• PROBLEM DETAILS: Search the material for "Bullets" and copy each line in which it is found.

★ ★ ★ ★

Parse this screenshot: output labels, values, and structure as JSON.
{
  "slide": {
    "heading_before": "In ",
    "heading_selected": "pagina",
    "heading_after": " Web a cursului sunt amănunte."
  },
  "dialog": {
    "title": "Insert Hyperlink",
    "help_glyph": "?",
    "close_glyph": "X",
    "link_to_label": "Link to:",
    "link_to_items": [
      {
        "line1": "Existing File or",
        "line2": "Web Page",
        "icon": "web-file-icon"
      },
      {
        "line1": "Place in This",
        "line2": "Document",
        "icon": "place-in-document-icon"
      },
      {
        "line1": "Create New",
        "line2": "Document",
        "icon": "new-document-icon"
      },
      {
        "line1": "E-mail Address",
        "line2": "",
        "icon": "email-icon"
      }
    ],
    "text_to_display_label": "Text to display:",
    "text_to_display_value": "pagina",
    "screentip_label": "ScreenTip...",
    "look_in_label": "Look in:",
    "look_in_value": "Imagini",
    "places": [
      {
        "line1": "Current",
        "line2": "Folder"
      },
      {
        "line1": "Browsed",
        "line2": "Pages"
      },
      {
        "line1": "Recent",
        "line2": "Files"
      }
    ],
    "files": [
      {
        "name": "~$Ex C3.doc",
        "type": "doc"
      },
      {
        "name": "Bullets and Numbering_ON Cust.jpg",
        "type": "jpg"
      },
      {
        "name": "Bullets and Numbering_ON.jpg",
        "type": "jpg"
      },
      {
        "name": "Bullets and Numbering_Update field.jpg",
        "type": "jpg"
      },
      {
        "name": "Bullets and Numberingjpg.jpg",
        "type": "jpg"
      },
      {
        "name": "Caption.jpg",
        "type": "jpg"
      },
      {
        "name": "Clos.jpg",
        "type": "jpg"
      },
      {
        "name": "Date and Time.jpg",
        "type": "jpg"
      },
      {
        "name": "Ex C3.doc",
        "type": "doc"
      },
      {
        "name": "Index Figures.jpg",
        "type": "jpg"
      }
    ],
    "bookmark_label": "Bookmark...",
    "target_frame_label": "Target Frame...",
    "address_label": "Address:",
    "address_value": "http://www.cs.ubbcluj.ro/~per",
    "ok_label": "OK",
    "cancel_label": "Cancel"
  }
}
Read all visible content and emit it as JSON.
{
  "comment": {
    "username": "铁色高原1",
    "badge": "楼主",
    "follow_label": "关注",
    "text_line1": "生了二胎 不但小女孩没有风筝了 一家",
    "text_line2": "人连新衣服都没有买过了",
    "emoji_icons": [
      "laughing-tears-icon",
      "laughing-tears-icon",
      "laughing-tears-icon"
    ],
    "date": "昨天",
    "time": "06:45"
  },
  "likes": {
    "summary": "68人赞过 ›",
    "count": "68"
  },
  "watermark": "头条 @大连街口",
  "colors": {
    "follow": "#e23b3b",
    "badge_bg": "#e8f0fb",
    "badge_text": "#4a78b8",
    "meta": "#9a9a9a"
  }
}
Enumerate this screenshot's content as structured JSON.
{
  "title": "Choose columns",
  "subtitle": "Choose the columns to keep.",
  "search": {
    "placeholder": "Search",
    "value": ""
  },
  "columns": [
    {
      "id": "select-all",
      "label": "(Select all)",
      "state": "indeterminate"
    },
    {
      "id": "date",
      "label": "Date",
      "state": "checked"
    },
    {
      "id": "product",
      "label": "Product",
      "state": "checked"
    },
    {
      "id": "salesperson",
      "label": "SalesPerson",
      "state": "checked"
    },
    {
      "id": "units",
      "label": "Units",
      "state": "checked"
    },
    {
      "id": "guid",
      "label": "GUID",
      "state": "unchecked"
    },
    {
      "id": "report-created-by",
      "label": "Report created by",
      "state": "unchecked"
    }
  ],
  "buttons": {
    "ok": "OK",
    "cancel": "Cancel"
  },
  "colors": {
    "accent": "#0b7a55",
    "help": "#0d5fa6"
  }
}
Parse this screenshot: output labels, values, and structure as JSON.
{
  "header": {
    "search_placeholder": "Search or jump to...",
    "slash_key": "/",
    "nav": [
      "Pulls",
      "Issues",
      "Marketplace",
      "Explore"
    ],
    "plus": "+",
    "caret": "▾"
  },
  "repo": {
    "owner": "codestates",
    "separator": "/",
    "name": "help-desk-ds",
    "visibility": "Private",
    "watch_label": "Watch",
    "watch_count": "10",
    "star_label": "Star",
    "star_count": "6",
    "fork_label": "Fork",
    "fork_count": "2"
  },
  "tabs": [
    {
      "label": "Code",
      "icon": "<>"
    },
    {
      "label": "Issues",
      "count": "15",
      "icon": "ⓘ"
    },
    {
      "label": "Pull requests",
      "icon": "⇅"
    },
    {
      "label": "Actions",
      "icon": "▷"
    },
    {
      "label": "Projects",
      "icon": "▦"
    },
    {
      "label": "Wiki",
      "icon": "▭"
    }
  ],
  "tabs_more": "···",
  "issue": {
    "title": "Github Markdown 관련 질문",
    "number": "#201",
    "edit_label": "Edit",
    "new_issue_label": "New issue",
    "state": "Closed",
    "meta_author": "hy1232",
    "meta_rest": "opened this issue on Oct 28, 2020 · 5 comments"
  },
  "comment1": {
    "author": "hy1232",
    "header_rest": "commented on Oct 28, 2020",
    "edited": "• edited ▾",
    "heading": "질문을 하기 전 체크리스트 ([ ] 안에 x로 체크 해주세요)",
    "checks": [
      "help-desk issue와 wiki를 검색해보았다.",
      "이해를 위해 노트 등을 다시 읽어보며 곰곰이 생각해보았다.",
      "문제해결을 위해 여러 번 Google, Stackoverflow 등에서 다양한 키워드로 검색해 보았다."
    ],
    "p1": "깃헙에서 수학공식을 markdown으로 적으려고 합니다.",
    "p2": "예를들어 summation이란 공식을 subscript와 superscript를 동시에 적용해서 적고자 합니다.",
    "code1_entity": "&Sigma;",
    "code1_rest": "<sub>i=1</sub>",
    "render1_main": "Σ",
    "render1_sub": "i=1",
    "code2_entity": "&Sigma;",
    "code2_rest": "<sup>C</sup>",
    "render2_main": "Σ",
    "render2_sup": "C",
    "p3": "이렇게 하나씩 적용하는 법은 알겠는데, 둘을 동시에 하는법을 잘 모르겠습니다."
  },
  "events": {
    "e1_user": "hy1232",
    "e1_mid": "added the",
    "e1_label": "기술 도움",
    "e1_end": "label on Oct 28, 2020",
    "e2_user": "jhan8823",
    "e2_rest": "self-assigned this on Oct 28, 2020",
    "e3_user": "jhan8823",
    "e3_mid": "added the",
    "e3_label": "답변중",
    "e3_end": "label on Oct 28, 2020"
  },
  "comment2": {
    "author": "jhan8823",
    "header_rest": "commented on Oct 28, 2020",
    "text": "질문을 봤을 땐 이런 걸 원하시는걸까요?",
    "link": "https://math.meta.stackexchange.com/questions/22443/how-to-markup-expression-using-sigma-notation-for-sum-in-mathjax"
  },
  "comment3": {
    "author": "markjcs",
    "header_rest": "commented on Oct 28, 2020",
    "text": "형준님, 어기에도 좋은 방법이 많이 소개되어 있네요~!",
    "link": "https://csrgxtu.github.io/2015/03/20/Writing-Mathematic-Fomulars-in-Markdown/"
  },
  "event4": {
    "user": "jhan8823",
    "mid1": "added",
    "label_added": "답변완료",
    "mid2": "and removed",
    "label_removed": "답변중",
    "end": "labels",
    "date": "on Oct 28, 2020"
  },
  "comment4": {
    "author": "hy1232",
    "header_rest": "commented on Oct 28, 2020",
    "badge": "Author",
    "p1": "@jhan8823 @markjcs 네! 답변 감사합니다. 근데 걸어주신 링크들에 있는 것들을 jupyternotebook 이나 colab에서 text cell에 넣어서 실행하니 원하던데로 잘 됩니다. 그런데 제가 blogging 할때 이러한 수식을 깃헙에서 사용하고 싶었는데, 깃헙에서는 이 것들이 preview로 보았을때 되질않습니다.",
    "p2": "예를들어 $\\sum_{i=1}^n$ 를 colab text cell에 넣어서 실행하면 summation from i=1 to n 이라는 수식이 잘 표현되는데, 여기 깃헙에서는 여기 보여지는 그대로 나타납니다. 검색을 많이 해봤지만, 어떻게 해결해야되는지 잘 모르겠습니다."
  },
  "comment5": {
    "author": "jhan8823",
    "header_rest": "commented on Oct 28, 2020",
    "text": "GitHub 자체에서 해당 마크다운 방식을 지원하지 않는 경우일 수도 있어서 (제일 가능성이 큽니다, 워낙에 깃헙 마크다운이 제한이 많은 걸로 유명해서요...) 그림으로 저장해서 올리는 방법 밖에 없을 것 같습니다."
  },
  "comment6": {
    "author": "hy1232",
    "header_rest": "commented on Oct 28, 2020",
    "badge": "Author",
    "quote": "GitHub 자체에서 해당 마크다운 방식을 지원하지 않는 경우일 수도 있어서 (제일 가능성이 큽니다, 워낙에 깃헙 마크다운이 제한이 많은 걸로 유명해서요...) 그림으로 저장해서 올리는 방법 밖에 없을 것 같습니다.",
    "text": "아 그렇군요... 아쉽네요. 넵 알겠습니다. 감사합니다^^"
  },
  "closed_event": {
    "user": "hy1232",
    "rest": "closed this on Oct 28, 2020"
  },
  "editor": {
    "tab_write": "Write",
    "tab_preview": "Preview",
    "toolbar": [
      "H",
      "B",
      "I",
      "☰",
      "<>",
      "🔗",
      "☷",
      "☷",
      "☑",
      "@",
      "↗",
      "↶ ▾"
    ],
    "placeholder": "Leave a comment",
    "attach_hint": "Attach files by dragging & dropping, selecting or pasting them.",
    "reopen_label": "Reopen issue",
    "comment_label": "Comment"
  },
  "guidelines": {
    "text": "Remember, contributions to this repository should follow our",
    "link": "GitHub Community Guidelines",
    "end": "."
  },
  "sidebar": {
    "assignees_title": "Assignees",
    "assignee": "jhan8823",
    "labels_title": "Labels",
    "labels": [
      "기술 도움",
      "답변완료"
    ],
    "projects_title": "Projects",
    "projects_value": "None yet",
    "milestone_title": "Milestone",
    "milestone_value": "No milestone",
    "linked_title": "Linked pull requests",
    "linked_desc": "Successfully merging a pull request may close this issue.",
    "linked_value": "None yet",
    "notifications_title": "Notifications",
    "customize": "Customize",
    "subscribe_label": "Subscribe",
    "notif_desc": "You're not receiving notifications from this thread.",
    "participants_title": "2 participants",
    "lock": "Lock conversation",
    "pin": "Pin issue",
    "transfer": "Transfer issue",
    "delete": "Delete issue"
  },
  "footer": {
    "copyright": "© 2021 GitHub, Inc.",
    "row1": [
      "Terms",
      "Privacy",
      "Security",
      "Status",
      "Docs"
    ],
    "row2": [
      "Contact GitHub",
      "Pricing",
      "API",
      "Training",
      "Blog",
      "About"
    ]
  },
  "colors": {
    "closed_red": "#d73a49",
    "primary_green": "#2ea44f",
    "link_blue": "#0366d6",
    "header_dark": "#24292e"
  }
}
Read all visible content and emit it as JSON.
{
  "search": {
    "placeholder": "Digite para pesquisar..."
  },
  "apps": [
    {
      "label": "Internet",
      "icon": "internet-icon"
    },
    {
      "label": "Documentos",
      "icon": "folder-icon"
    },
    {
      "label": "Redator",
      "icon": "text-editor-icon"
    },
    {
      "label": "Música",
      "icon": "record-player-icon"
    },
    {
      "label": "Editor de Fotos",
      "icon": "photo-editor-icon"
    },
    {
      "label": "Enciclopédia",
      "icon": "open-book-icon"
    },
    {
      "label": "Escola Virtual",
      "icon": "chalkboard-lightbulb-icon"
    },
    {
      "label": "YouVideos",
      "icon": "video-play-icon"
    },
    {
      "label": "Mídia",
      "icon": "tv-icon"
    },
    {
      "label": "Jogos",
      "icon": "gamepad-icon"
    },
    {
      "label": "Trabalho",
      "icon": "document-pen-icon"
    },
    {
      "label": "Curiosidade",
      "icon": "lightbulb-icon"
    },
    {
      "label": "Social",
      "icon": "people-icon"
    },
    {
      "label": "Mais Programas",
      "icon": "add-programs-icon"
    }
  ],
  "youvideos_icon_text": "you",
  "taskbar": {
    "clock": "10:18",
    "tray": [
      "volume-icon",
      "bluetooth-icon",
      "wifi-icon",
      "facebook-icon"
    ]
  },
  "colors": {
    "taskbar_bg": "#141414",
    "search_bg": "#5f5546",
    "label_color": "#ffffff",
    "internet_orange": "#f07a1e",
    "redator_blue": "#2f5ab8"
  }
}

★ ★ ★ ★

• WRITTEN RESPONSE:
        "name": "Bullets and Numbering_ON Cust.jpg",
        "name": "Bullets and Numbering_ON.jpg",
        "name": "Bullets and Numbering_Update field.jpg",
        "name": "Bullets and Numberingjpg.jpg",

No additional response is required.